Joseph Lepper hides from the camera in the High Court at
Dunedin while pleading guilty to a sex-related attempted
abduction. Photo by ODT.
A student who fought off two abductors on a mission to
rape has made her parents ''insanely proud''.
The victim was supported by her family when her two attackers
appeared in the High Court at Dunedin yesterday.
Joseph Lepper (37), of Motueka, pleaded guilty to a charge of
detaining a woman without her consent with intent to have
sexual intercourse with her.
Yesterday, co-accused Zane Alexander McVeigh (18), of
Kaiapoi, was sentenced to two years and eight months'
imprisonment on the same charge.
On the night of October 19, the pair were in Lepper's van
cruising the warehouse precinct when Lepper spotted the
victim walking in dimly lit Vogel St about 9.30pm.
''I'm going to do that bitch,'' he told McVeigh.
The victim, who cannot be named, fought off the pair as they
tried to bundle her into the van, which was angle-parked in
front of the 22-year-old.
In her victim impact statement, the victim said she ''had an
inkling'' something was wrong when the van went past and
''It was a testament to her bravery that she was able to
fight you off until help arrived,'' Justice Graham Lang, who

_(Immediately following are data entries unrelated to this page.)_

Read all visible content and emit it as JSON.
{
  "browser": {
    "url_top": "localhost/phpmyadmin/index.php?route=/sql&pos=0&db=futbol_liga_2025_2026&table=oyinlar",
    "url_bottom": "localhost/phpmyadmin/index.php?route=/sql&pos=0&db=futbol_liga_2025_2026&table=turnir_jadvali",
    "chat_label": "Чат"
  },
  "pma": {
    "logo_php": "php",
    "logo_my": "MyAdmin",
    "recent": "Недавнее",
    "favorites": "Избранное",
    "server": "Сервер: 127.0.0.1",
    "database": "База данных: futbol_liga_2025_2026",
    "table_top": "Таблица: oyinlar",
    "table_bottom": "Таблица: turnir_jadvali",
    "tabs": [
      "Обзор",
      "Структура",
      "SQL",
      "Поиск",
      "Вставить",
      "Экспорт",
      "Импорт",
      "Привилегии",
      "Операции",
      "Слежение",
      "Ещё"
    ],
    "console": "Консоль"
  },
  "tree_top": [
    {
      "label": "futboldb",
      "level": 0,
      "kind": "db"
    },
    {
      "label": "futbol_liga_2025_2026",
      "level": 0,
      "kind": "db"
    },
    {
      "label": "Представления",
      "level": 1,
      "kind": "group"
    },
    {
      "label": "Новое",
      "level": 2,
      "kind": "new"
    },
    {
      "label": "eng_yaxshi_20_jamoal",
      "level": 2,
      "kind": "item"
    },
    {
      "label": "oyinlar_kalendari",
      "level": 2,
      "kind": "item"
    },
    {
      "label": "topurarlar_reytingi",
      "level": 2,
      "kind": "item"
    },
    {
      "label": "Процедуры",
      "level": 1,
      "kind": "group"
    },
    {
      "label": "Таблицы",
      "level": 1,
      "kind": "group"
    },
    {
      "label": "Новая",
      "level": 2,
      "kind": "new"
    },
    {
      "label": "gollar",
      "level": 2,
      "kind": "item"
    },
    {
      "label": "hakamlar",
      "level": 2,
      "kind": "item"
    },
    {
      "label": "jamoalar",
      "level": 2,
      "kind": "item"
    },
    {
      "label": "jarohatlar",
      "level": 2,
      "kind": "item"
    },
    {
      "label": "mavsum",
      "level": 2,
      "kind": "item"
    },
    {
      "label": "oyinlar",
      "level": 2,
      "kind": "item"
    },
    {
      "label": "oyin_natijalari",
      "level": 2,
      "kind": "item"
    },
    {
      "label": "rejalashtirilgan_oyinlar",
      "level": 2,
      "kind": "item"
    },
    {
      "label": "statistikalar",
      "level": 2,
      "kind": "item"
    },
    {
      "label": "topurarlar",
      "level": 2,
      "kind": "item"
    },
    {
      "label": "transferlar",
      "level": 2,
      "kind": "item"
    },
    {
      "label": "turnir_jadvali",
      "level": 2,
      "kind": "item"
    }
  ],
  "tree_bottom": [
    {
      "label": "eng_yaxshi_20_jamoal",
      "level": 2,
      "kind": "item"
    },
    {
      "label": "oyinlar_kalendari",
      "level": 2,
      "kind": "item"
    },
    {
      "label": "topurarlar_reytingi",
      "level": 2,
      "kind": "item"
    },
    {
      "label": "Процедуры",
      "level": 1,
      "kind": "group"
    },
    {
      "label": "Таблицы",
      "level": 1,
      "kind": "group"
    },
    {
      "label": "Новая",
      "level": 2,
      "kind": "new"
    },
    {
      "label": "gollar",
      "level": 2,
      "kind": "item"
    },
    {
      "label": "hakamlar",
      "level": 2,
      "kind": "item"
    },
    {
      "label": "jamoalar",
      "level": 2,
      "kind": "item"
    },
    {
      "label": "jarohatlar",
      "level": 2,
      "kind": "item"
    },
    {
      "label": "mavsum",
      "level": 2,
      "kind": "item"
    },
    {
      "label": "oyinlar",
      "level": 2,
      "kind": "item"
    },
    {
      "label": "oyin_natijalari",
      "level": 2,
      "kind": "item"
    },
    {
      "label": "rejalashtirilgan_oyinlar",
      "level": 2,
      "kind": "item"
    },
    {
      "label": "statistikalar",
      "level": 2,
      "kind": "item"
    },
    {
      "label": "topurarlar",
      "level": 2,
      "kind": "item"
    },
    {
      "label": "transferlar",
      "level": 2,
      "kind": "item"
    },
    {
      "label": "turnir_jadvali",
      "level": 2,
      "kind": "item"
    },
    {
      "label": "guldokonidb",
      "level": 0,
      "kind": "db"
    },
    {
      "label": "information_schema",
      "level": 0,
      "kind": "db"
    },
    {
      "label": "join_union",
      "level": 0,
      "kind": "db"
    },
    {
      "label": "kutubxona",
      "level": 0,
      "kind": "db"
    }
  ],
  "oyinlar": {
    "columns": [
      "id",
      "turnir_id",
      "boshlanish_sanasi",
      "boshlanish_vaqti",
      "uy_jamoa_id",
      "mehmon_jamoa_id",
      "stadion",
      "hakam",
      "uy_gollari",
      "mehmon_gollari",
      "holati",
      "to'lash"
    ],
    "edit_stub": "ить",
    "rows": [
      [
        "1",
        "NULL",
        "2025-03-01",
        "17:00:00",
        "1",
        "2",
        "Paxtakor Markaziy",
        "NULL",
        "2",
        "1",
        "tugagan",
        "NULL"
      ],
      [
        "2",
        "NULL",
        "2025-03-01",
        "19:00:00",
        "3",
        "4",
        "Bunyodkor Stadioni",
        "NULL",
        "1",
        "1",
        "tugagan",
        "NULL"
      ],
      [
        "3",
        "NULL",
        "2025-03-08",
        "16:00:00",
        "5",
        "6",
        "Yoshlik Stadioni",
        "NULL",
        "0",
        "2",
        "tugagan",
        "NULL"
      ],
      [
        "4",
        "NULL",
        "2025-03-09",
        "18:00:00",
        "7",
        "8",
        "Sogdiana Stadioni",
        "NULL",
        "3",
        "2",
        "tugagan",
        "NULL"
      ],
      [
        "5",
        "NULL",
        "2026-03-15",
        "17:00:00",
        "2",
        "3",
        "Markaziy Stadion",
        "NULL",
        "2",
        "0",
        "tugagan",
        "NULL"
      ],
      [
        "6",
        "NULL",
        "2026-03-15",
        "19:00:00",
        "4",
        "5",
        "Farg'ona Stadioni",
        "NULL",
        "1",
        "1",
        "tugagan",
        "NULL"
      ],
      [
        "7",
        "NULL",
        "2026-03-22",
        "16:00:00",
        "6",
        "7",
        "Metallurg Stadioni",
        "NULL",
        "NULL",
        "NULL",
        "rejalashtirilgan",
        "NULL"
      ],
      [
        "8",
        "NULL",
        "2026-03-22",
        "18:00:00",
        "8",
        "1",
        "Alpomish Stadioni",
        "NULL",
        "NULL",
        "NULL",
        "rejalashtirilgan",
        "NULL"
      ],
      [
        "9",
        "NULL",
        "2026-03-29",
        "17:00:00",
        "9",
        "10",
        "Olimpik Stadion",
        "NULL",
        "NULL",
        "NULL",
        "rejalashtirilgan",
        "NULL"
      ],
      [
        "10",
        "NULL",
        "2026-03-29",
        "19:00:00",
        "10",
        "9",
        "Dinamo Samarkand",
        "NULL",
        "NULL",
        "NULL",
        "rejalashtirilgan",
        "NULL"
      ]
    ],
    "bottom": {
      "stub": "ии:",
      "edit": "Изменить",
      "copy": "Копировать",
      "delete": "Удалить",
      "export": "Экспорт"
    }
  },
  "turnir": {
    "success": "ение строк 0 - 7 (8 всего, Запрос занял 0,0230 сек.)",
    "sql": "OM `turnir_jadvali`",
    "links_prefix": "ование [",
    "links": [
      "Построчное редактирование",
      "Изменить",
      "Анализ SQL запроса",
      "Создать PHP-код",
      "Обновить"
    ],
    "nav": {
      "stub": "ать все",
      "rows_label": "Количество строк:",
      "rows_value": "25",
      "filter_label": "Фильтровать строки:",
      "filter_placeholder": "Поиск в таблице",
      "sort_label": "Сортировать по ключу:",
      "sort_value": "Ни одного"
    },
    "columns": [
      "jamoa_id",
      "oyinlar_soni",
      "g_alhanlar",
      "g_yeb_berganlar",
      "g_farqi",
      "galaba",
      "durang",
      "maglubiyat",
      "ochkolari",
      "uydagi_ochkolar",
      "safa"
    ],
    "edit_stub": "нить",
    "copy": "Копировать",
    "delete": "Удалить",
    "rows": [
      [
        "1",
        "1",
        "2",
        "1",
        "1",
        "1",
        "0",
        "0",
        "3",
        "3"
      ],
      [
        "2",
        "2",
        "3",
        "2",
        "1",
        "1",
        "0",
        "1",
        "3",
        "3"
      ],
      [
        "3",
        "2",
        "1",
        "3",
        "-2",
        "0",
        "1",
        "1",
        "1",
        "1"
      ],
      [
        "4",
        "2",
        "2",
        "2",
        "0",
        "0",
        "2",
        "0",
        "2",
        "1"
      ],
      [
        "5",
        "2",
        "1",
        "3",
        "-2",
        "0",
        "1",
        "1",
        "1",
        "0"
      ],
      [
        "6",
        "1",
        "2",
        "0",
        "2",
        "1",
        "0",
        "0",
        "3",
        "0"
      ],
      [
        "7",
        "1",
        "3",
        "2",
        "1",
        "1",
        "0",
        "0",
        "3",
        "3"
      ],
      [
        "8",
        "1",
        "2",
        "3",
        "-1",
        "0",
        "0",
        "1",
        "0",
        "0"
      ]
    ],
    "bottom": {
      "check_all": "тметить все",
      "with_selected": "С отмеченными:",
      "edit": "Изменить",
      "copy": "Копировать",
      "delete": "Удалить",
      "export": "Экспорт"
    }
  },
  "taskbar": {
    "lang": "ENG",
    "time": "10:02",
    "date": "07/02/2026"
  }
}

had watched CCTV footage of the attack, said.
After the offenders appeared in court, the victim told the
Otago Daily Times she was pleased her attackers were
off the street and they did not harm anyone else.
''It is the best outcome from a worst-case scenario.''
The victim admitted she ''did well'' to fight off the two men
long enough until others came to her aid.
Her parents, who live in Christchurch, said they were
''insanely proud'' of her actions.
''And I haven't seen how kick-ass my daughter was in the
[CCTV] video,'' her mother said.
''A month previous [to the incident], she was at home
chopping wood and literally couldn't even physically lift up
Earlier, the court had heard how the attack had impacted on
her last year of study.
She failed an exam and struggled to return to Dunedin to
visit her sister, who was studying.
She was determined to move on with her life, and had a final
message to share.
''Hopefully, we can teach men in society that they shouldn't
be doing this kind of thing, as it is not acceptable ... and
they won't get away with it.''
Her father said the attack was not a reflection on the city,
and noted both men were visitors to the city.
''I don't think it is a sad indictment on Dunedin as such -
it is sad there are people like that around.''
The victim praised the ''very good'' work of Dunedin police.
Her mother said she hoped McVeigh - whose offer of
restorative justice with her daughter was declined - would
learn from the incident.
''For a young man, let's hope he can turn his life around.''